Line filter on the word "keyword": copy each matching line from the entries.

[Task input]

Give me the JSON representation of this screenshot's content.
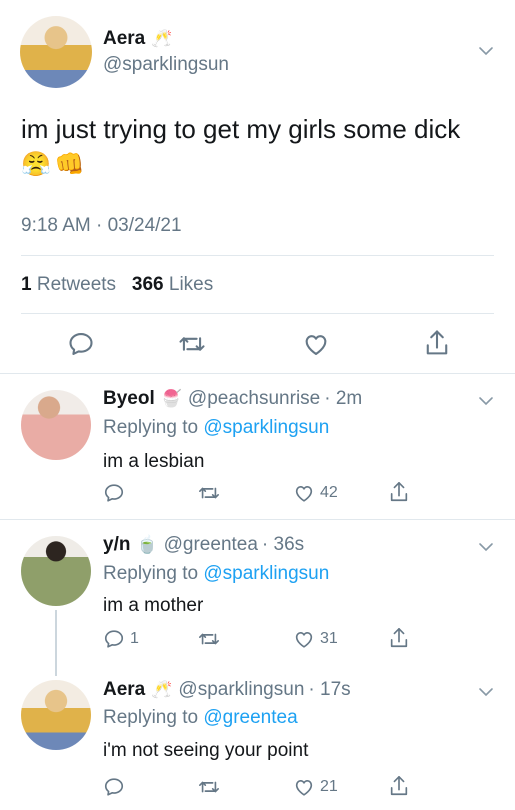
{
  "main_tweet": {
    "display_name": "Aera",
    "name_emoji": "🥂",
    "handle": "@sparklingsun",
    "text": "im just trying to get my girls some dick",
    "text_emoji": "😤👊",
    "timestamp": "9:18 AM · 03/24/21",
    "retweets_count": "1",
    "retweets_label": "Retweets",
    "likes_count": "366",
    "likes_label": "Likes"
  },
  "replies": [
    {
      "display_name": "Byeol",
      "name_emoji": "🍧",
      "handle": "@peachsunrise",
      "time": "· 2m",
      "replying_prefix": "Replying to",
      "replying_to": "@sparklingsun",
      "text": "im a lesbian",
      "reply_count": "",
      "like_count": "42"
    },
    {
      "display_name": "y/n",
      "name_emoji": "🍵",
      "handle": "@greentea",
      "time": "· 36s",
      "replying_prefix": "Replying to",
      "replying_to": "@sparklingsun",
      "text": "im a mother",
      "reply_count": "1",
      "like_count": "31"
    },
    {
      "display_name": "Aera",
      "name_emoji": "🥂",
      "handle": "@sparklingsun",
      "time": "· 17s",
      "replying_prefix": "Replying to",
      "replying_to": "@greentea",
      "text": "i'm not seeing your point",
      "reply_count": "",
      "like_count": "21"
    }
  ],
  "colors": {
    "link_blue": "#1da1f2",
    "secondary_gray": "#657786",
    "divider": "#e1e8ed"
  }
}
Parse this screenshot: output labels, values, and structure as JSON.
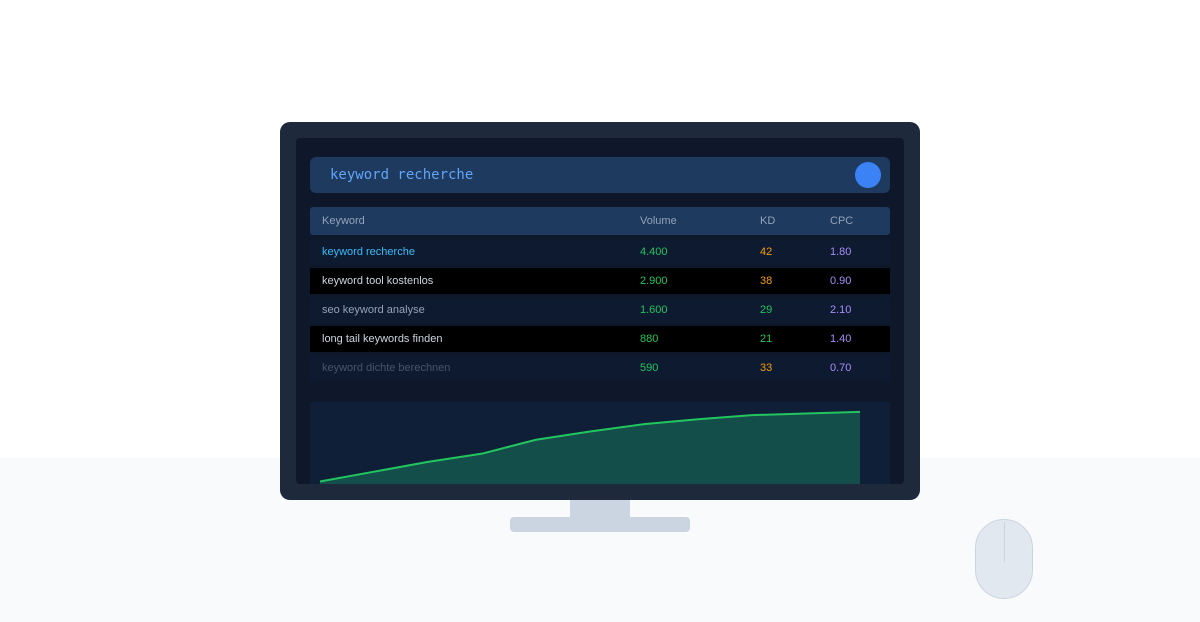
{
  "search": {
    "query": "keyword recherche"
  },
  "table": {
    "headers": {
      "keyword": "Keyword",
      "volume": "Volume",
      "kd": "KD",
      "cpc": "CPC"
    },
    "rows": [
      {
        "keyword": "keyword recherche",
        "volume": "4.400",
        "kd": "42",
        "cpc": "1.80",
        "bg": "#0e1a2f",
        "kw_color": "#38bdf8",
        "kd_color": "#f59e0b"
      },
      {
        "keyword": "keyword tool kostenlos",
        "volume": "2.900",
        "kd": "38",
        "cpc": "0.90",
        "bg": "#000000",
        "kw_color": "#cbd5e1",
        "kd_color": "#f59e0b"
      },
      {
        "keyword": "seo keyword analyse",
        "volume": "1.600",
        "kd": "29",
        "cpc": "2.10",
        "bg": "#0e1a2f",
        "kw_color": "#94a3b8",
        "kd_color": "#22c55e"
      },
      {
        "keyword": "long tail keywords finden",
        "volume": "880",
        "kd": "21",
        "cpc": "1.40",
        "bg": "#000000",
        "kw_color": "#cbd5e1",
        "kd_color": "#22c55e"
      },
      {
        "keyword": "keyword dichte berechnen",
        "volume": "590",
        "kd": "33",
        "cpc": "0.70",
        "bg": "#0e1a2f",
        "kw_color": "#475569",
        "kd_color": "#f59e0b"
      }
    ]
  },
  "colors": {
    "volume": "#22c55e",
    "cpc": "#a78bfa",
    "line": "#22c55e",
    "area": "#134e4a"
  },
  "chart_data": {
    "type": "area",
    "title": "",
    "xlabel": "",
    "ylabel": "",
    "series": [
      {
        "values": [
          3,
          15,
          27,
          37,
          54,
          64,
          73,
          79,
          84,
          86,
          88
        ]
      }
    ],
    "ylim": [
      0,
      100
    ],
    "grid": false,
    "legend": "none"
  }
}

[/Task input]
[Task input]

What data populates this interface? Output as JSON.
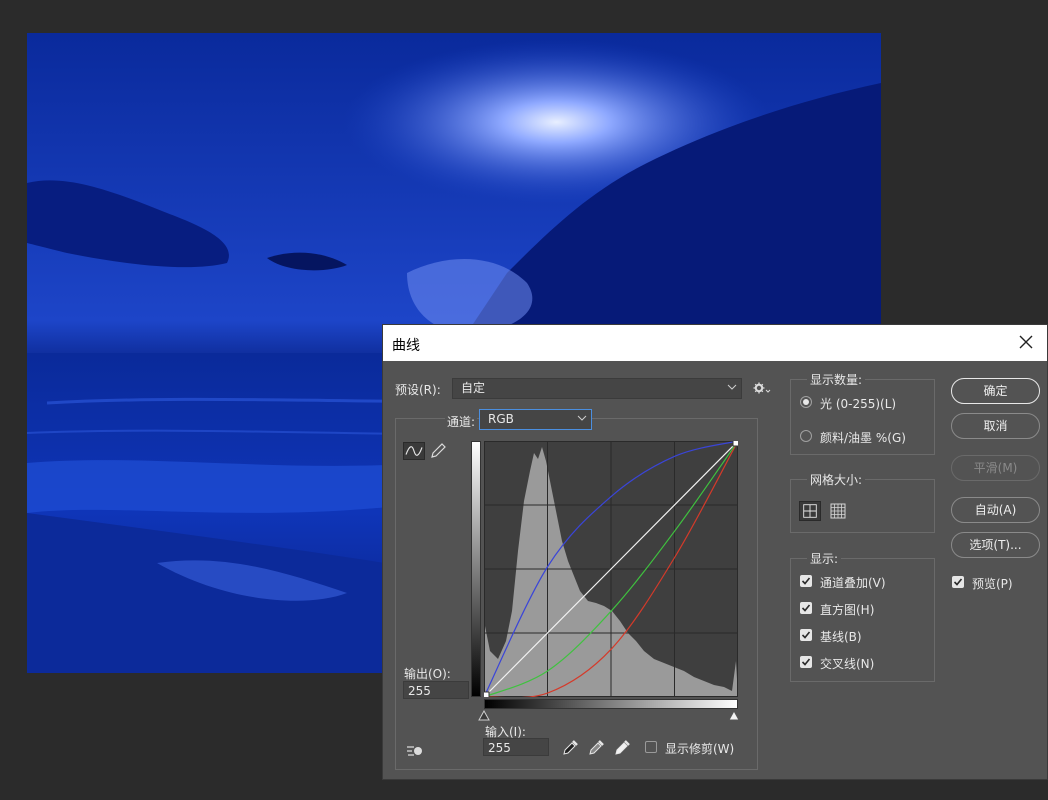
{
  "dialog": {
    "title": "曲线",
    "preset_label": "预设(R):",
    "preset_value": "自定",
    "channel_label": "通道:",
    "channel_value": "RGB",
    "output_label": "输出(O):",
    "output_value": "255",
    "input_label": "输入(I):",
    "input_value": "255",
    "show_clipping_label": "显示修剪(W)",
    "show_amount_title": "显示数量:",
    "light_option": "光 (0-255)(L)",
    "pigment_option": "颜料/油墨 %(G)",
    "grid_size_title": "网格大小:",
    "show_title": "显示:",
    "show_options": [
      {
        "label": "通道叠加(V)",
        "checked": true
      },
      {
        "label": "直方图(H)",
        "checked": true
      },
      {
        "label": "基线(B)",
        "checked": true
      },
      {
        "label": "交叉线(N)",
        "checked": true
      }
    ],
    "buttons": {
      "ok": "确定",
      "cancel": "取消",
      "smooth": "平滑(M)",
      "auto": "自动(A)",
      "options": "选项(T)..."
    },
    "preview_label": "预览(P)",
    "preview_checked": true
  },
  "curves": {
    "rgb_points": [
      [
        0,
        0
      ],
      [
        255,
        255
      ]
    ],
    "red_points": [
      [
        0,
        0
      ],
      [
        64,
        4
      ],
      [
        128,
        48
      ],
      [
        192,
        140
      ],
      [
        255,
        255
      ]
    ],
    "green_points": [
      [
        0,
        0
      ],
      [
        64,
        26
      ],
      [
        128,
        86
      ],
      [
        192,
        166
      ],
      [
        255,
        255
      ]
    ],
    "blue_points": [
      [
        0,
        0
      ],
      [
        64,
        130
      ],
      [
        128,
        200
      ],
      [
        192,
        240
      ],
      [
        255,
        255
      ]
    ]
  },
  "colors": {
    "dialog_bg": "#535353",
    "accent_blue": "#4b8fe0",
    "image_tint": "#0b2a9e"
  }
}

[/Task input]

Completed task.
    "query": "keyword recherche"
      "keyword": "Keyword",
        "keyword": "keyword recherche",
        "keyword": "keyword tool kostenlos",
        "keyword": "seo keyword analyse",
        "keyword": "long tail keywords finden",
        "keyword": "keyword dichte berechnen",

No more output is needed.